Image of the original Singing Volcano, Mario Del Monaco, master of squillo doncha know.
I can't believe it's been three days already. Gotta get this filed before the Blogger outage.
I've been editing hundreds of pages, however, and the nights have gone late. Now, I'm into another compositional phase, commencing as soon as I'm done here.
1) I apologize for the WSJ's subscription status on this article, but just a reminder to eat some darned guacamole, you joyless fatophobes! Because so many good nutrients are fat-soluble, you need to digest some fat to absorb them. I, a lover of a bit of cheese and/or full-fat dressing with my veggies just because it's fantastic, feel quite edified:
..."What we're finding is that if you don't have some fat in the meal, all these wonderful" compounds are missed, says Steven Clinton, program leader for molecular carcinogenesis and chemoprevention and the Ohio State University Comprehensive Cancer Center in Columbus. "If the nutrients don't get into your system, then what good are they?"
Dr. Clinton's latest research looks at how adding avocado -- which is relatively high in unsaturated fat -- to salsa or a salad affects how well the body absorbs healthful compounds in the foods. In particular, the study looked at absorption of carotenoids, the red, yellow and orange pigments found in many fruits and vegetables that are believed to have cancer-fighting properties.
For the salsa study, 11 test subjects were first given a meal of fat-free salsa and some bread. Another day, the same meal was offered, but this time avocado was added to the salsa, boosting the fat content of the meal to about 37% of calories. In checking blood levels of the test subjects, researchers found that the men and women absorbed an average of 4.4 times as much lycopene and 2.6 times as much beta carotene when the avocado was added to the food.

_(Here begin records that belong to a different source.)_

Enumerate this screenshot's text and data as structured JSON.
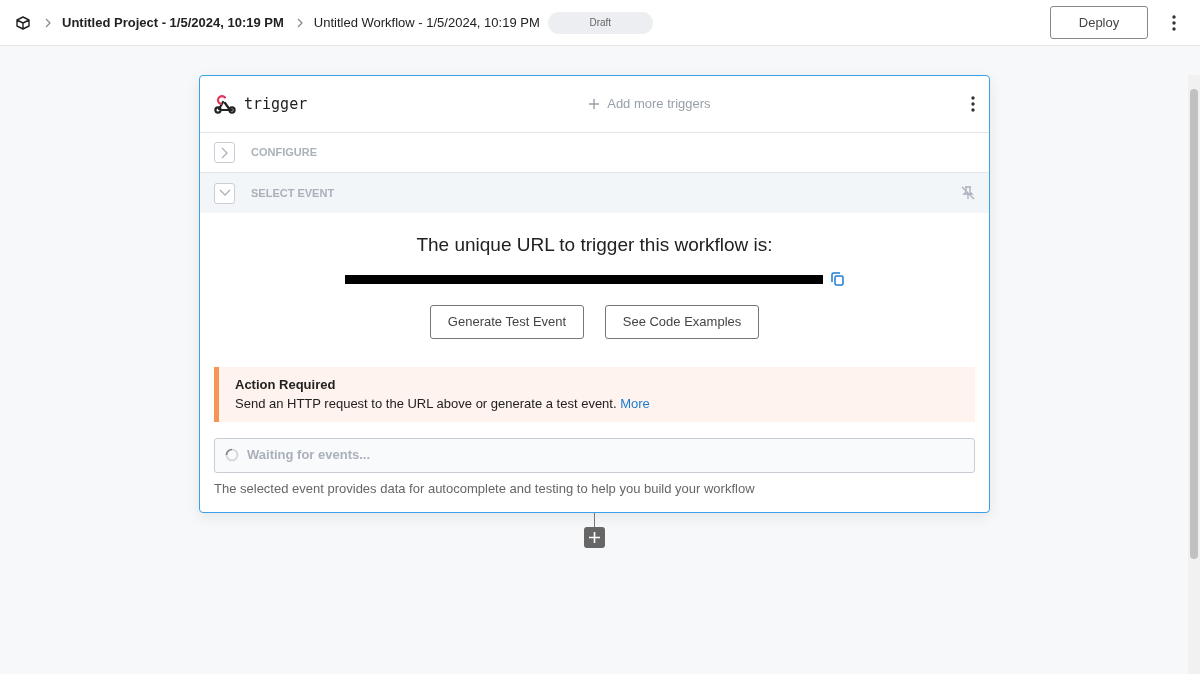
{
  "breadcrumb": [
    {
      "label": "Untitled Project - 1/5/2024, 10:19 PM",
      "current": false
    },
    {
      "label": "Untitled Workflow - 1/5/2024, 10:19 PM",
      "current": true
    }
  ],
  "status_badge": "Draft",
  "deploy_button": "Deploy",
  "trigger": {
    "title": "trigger",
    "add_more": "Add more triggers",
    "sections": [
      {
        "label": "CONFIGURE",
        "expanded": false
      },
      {
        "label": "SELECT EVENT",
        "expanded": true
      }
    ],
    "heading": "The unique URL to trigger this workflow is:",
    "url": {
      "redacted": true
    },
    "buttons": [
      "Generate Test Event",
      "See Code Examples"
    ],
    "alert": {
      "title": "Action Required",
      "text": "Send an HTTP request to the URL above or generate a test event.",
      "link": "More"
    },
    "waiting": "Waiting for events...",
    "help": "The selected event provides data for autocomplete and testing to help you build your workflow"
  }
}
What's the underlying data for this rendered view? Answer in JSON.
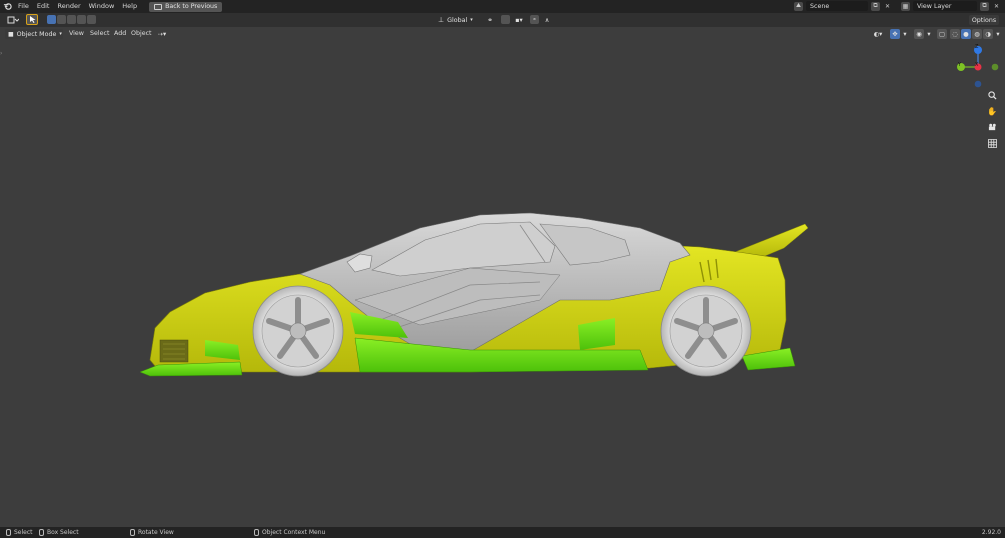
{
  "topbar": {
    "menus": [
      "File",
      "Edit",
      "Render",
      "Window",
      "Help"
    ],
    "back_label": "Back to Previous",
    "scene": "Scene",
    "view_layer": "View Layer"
  },
  "header": {
    "transform_orientation": "Global",
    "options_label": "Options"
  },
  "viewport_header": {
    "mode": "Object Mode",
    "menus": [
      "View",
      "Select",
      "Add",
      "Object"
    ]
  },
  "gizmo": {
    "z_label": "Z",
    "x_label": "X",
    "y_label": "Y"
  },
  "statusbar": {
    "select": "Select",
    "box_select": "Box Select",
    "rotate_view": "Rotate View",
    "context_menu": "Object Context Menu",
    "version": "2.92.0"
  },
  "colors": {
    "accent_blue": "#4772b3",
    "car_yellow": "#d7dc0c",
    "car_green": "#6fe60f",
    "car_body": "#c4c4c4"
  }
}
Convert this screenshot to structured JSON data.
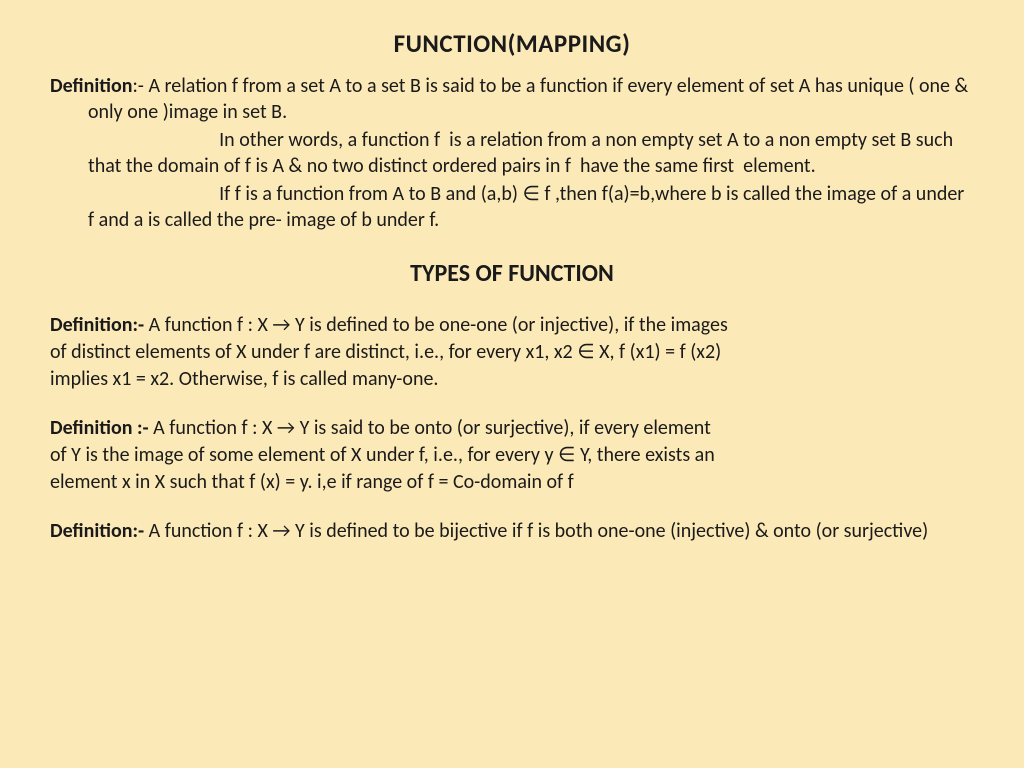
{
  "title": "FUNCTION(MAPPING)",
  "def1": {
    "label": "Definition",
    "part1": ":- A relation f from a set A to a set B is said to be a function if every element of set A has unique ( one & only one )image in set B.",
    "part2": "                             In other words, a function f  is a relation from a non empty set A to a non empty set B such that the domain of f is A & no two distinct ordered pairs in f  have the same first  element.",
    "part3": "                             If f is a function from A to B and (a,b) ∈ f ,then f(a)=b,where b is called the image of a under f and a is called the pre- image of b under f."
  },
  "subtitle": "TYPES OF FUNCTION",
  "def2": {
    "label": "Definition:-",
    "line1": " A function f : X → Y is defined to be one-one (or injective), if the images",
    "line2": "of distinct elements of X under f are distinct, i.e., for every x1, x2 ∈ X, f (x1) = f (x2)",
    "line3": "implies x1 = x2. Otherwise, f is called many-one."
  },
  "def3": {
    "label": "Definition :-",
    "line1": " A function f : X → Y is said to be onto (or surjective), if every element",
    "line2": "of Y is the image of some element of X under f, i.e., for every y ∈ Y, there exists an",
    "line3": "element x in X such that f (x) = y. i,e  if range of f = Co-domain of f"
  },
  "def4": {
    "label": "Definition:-",
    "line1": " A function f : X → Y is defined to be bijective if f is  both one-one (injective) & onto (or surjective)"
  }
}
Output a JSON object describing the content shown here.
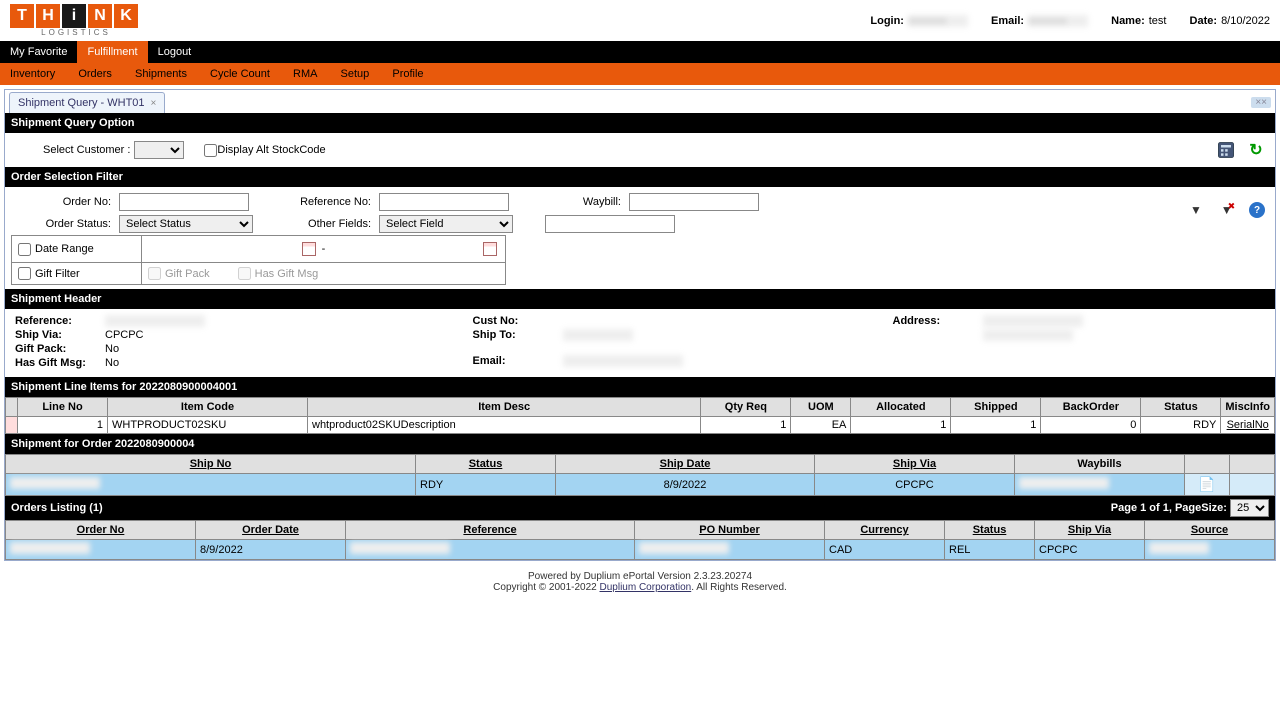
{
  "logo": {
    "letters": [
      "T",
      "H",
      "I",
      "N",
      "K"
    ],
    "sub": "LOGISTICS"
  },
  "userbar": {
    "login_lbl": "Login:",
    "email_lbl": "Email:",
    "name_lbl": "Name:",
    "name_val": "test",
    "date_lbl": "Date:",
    "date_val": "8/10/2022"
  },
  "nav1": {
    "fav": "My Favorite",
    "fulfill": "Fulfillment",
    "logout": "Logout"
  },
  "nav2": [
    "Inventory",
    "Orders",
    "Shipments",
    "Cycle Count",
    "RMA",
    "Setup",
    "Profile"
  ],
  "tab": {
    "title": "Shipment Query - WHT01",
    "close": "×",
    "strip_close": "××"
  },
  "sec": {
    "query": "Shipment Query Option",
    "filter": "Order Selection Filter",
    "header": "Shipment Header",
    "lines": "Shipment Line Items for 2022080900004001",
    "ship": "Shipment for Order 2022080900004"
  },
  "query": {
    "select_cust_lbl": "Select Customer :",
    "alt_stock_lbl": "Display Alt StockCode"
  },
  "filter": {
    "order_no_lbl": "Order No:",
    "ref_no_lbl": "Reference No:",
    "waybill_lbl": "Waybill:",
    "order_status_lbl": "Order Status:",
    "order_status_sel": "Select Status",
    "other_fields_lbl": "Other Fields:",
    "other_fields_sel": "Select Field",
    "date_range_lbl": "Date Range",
    "date_sep": "-",
    "gift_filter_lbl": "Gift Filter",
    "gift_pack_lbl": "Gift Pack",
    "has_gift_msg_lbl": "Has Gift Msg"
  },
  "header": {
    "reference_lbl": "Reference:",
    "ship_via_lbl": "Ship Via:",
    "ship_via_val": "CPCPC",
    "gift_pack_lbl": "Gift Pack:",
    "gift_pack_val": "No",
    "has_gift_msg_lbl": "Has Gift Msg:",
    "has_gift_msg_val": "No",
    "cust_no_lbl": "Cust No:",
    "ship_to_lbl": "Ship To:",
    "email_lbl": "Email:",
    "address_lbl": "Address:"
  },
  "lines": {
    "cols": [
      "Line No",
      "Item Code",
      "Item Desc",
      "Qty Req",
      "UOM",
      "Allocated",
      "Shipped",
      "BackOrder",
      "Status",
      "MiscInfo"
    ],
    "row": {
      "line_no": "1",
      "item_code": "WHTPRODUCT02SKU",
      "item_desc": "whtproduct02SKUDescription",
      "qty_req": "1",
      "uom": "EA",
      "allocated": "1",
      "shipped": "1",
      "backorder": "0",
      "status": "RDY",
      "miscinfo": "SerialNo"
    }
  },
  "ship": {
    "cols": [
      "Ship No",
      "Status",
      "Ship Date",
      "Ship Via",
      "Waybills",
      ""
    ],
    "row": {
      "status": "RDY",
      "ship_date": "8/9/2022",
      "ship_via": "CPCPC"
    }
  },
  "orders": {
    "title": "Orders Listing (1)",
    "page_text": "Page 1 of 1, PageSize: ",
    "page_size": "25",
    "cols": [
      "Order No",
      "Order Date",
      "Reference",
      "PO Number",
      "Currency",
      "Status",
      "Ship Via",
      "Source"
    ],
    "row": {
      "order_date": "8/9/2022",
      "currency": "CAD",
      "status": "REL",
      "ship_via": "CPCPC"
    }
  },
  "footer": {
    "line1": "Powered by Duplium ePortal Version 2.3.23.20274",
    "line2a": "Copyright © 2001-2022 ",
    "line2b": "Duplium Corporation",
    "line2c": ". All Rights Reserved."
  }
}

Lycopene is the red carotenoid found in tomatoes and watermelon that is being studied as a potential fighter of prostate and other cancers. Beta carotene is the orange pigment in fruits and vegetables that is used in the body's manufacture of vitamin A. Studies suggest that diets high in fruits and vegetables containing beta carotene are linked to lower cancer rates.
With the salad test, the impact of adding avocado was even greater. The first salad included romaine lettuce, baby spinach, shredded carrots and a no-fat dressing, resulting in a fat content of about 2%. After avocado was added, the fat content jumped to 42%. When the salad was consumed with the avocado, the 11 test subjects absorbed seven times the lutein and nearly 18 times the beta carotene. Lutein is a carotenoid found in many green vegetables and is linked with improved eye and heart health...
So far there isn't enough research to advise people how much fat they should consume with vegetables to get the optimal absorption of carotenoids. The basic advice is to still count calories and don't overdo the fats, choosing heart-healthy unsaturated fats like avocado or olive oil rather than foods with a high saturated-fat content...
[My note: Oh, go on, a little bit of saturation never hurt anyone]
Nutritionists say diners should look at the overall fat content of the meal. A bowl of cereal with berries might be improved by using 2% milk or full-fat yogurt instead of skim milk. But if you're eating a meal, dietitians advise clients to choose one food item per meal with a significant amount of fat, and keep the other foods very low in fat.
Though I admit I excerpted liberally, you'll have to subscribe for information about other similar results from other studies and pithy kickers about strawberries in cream after hamburgers.
2) Free trade fashion for free! Via Tim Worstall.
3) In other heartwarming, cheesy news, dozens of workers at a Sargento Cheese factory in Wisconsin are splitting a $208 million Powerball jackpot.
4) Via The Corner, scientists are turning the eruptions of volcanoes into music, so we can learn how to anticipate the big choruses.